------ Given records ------

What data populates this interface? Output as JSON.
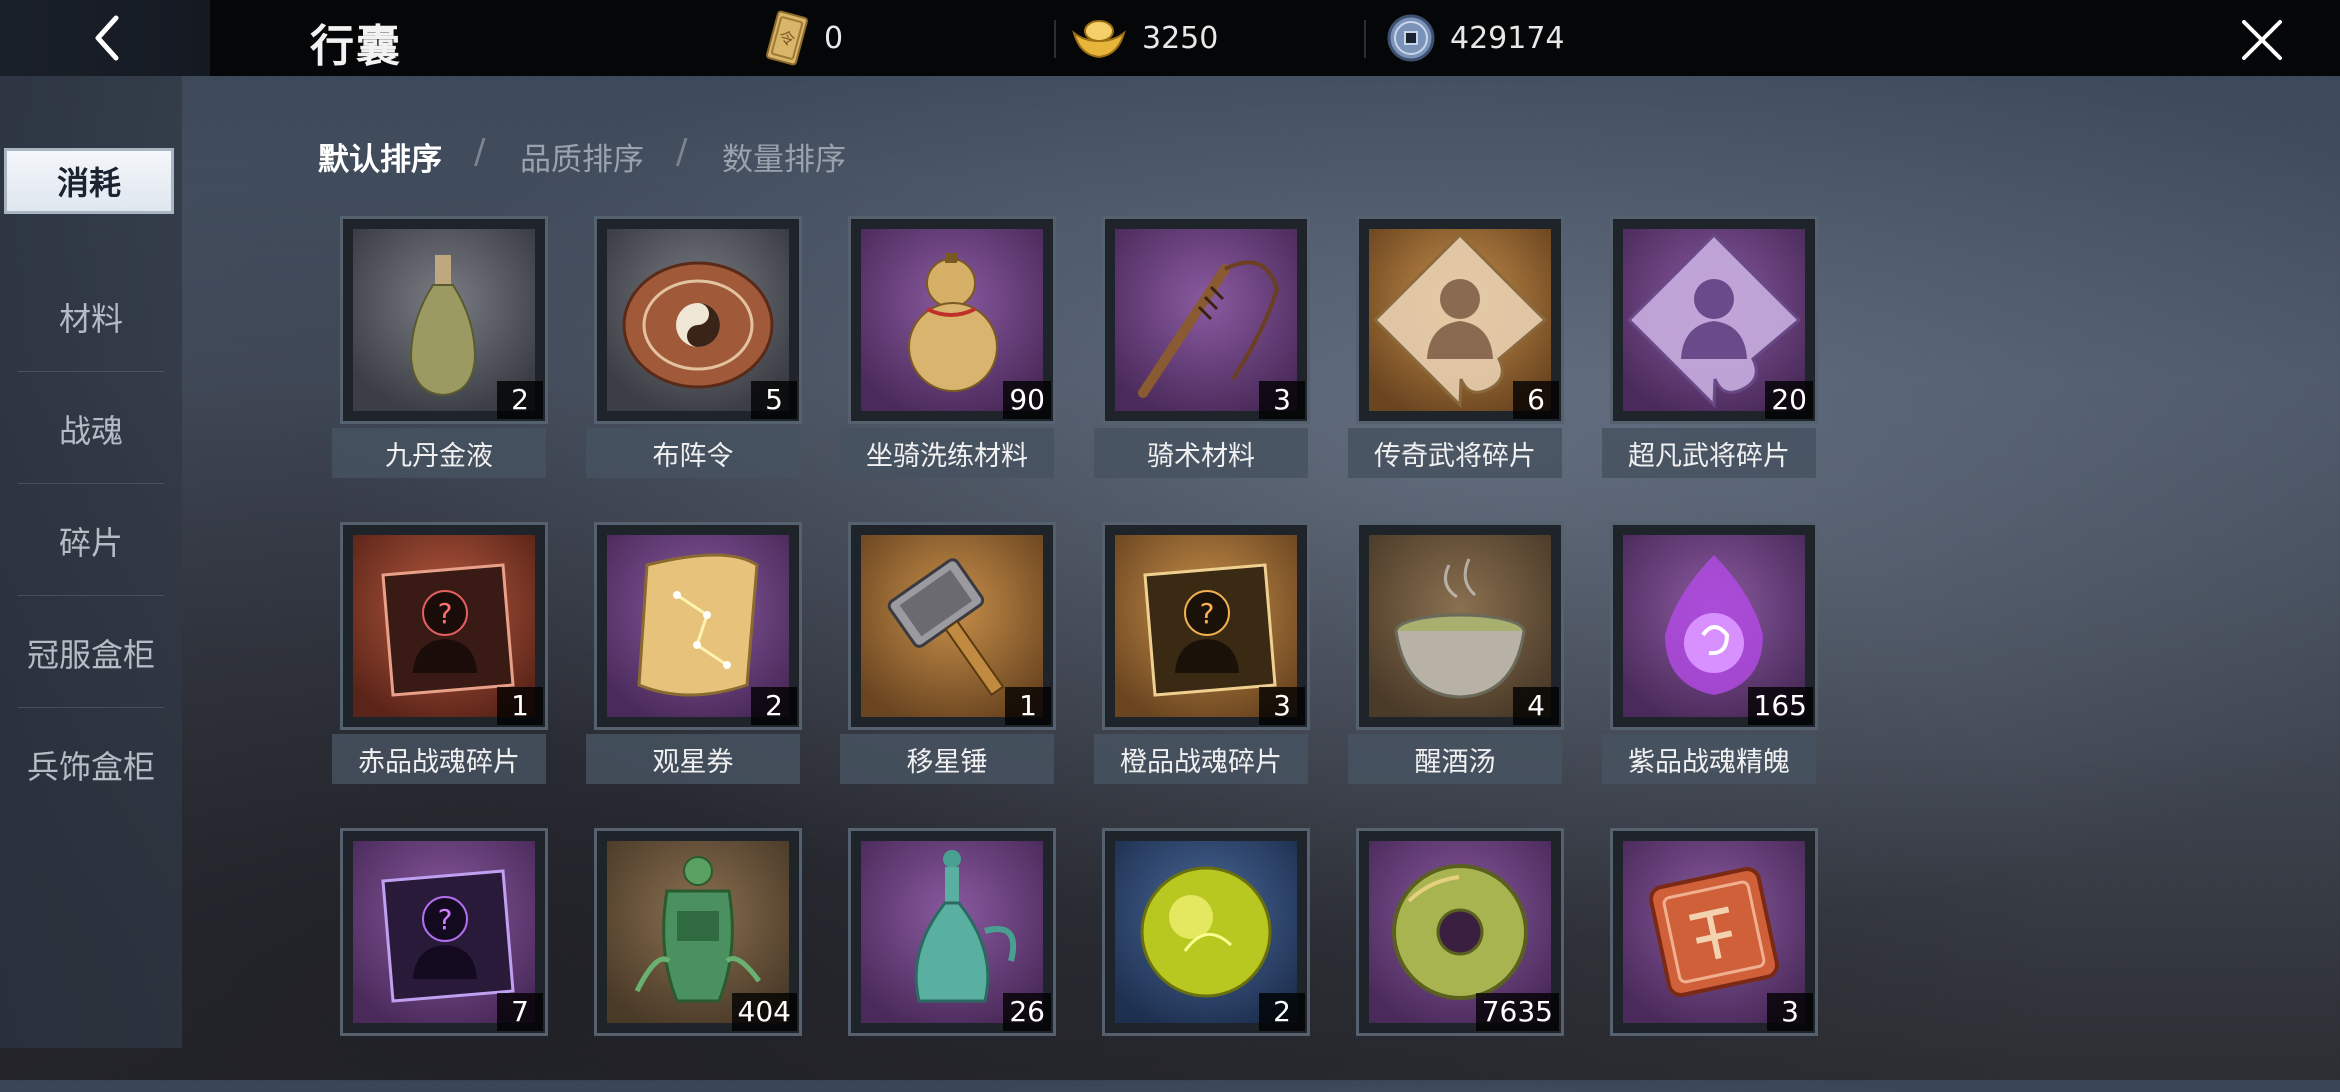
{
  "header": {
    "title": "行囊",
    "currencies": [
      {
        "icon": "token-icon",
        "value": "0"
      },
      {
        "icon": "gold-ingot-icon",
        "value": "3250"
      },
      {
        "icon": "copper-coin-icon",
        "value": "429174"
      }
    ]
  },
  "sidebar": {
    "items": [
      {
        "label": "消耗"
      },
      {
        "label": "材料"
      },
      {
        "label": "战魂"
      },
      {
        "label": "碎片"
      },
      {
        "label": "冠服盒柜"
      },
      {
        "label": "兵饰盒柜"
      }
    ]
  },
  "sort": {
    "options": [
      {
        "label": "默认排序"
      },
      {
        "label": "品质排序"
      },
      {
        "label": "数量排序"
      }
    ],
    "separator": "/"
  },
  "items": [
    {
      "name": "九丹金液",
      "count": "2",
      "icon": "vase-icon"
    },
    {
      "name": "布阵令",
      "count": "5",
      "icon": "bagua-disc-icon"
    },
    {
      "name": "坐骑洗练材料",
      "count": "90",
      "icon": "gourd-icon"
    },
    {
      "name": "骑术材料",
      "count": "3",
      "icon": "whip-icon"
    },
    {
      "name": "传奇武将碎片",
      "count": "6",
      "icon": "general-fragment-icon"
    },
    {
      "name": "超凡武将碎片",
      "count": "20",
      "icon": "general-fragment-icon"
    },
    {
      "name": "赤品战魂碎片",
      "count": "1",
      "icon": "soul-fragment-icon"
    },
    {
      "name": "观星券",
      "count": "2",
      "icon": "scroll-icon"
    },
    {
      "name": "移星锤",
      "count": "1",
      "icon": "hammer-icon"
    },
    {
      "name": "橙品战魂碎片",
      "count": "3",
      "icon": "soul-fragment-icon"
    },
    {
      "name": "醒酒汤",
      "count": "4",
      "icon": "tea-bowl-icon"
    },
    {
      "name": "紫品战魂精魄",
      "count": "165",
      "icon": "purple-flame-icon"
    },
    {
      "name": "",
      "count": "7",
      "icon": "soul-fragment-icon"
    },
    {
      "name": "",
      "count": "404",
      "icon": "jade-censer-icon"
    },
    {
      "name": "",
      "count": "26",
      "icon": "celadon-ewer-icon"
    },
    {
      "name": "",
      "count": "2",
      "icon": "jade-orb-icon"
    },
    {
      "name": "",
      "count": "7635",
      "icon": "jade-bi-disc-icon"
    },
    {
      "name": "",
      "count": "3",
      "icon": "token-plaque-icon"
    }
  ]
}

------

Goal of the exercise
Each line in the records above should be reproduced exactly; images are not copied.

Written answer
What data populates this interface? Output as JSON.
{
  "header": {
    "title": "行囊",
    "currencies": [
      {
        "icon": "token-icon",
        "value": "0"
      },
      {
        "icon": "gold-ingot-icon",
        "value": "3250"
      },
      {
        "icon": "copper-coin-icon",
        "value": "429174"
      }
    ]
  },
  "sidebar": {
    "items": [
      {
        "label": "消耗"
      },
      {
        "label": "材料"
      },
      {
        "label": "战魂"
      },
      {
        "label": "碎片"
      },
      {
        "label": "冠服盒柜"
      },
      {
        "label": "兵饰盒柜"
      }
    ]
  },
  "sort": {
    "options": [
      {
        "label": "默认排序"
      },
      {
        "label": "品质排序"
      },
      {
        "label": "数量排序"
      }
    ],
    "separator": "/"
  },
  "items": [
    {
      "name": "九丹金液",
      "count": "2",
      "icon": "vase-icon"
    },
    {
      "name": "布阵令",
      "count": "5",
      "icon": "bagua-disc-icon"
    },
    {
      "name": "坐骑洗练材料",
      "count": "90",
      "icon": "gourd-icon"
    },
    {
      "name": "骑术材料",
      "count": "3",
      "icon": "whip-icon"
    },
    {
      "name": "传奇武将碎片",
      "count": "6",
      "icon": "general-fragment-icon"
    },
    {
      "name": "超凡武将碎片",
      "count": "20",
      "icon": "general-fragment-icon"
    },
    {
      "name": "赤品战魂碎片",
      "count": "1",
      "icon": "soul-fragment-icon"
    },
    {
      "name": "观星券",
      "count": "2",
      "icon": "scroll-icon"
    },
    {
      "name": "移星锤",
      "count": "1",
      "icon": "hammer-icon"
    },
    {
      "name": "橙品战魂碎片",
      "count": "3",
      "icon": "soul-fragment-icon"
    },
    {
      "name": "醒酒汤",
      "count": "4",
      "icon": "tea-bowl-icon"
    },
    {
      "name": "紫品战魂精魄",
      "count": "165",
      "icon": "purple-flame-icon"
    },
    {
      "name": "",
      "count": "7",
      "icon": "soul-fragment-icon"
    },
    {
      "name": "",
      "count": "404",
      "icon": "jade-censer-icon"
    },
    {
      "name": "",
      "count": "26",
      "icon": "celadon-ewer-icon"
    },
    {
      "name": "",
      "count": "2",
      "icon": "jade-orb-icon"
    },
    {
      "name": "",
      "count": "7635",
      "icon": "jade-bi-disc-icon"
    },
    {
      "name": "",
      "count": "3",
      "icon": "token-plaque-icon"
    }
  ]
}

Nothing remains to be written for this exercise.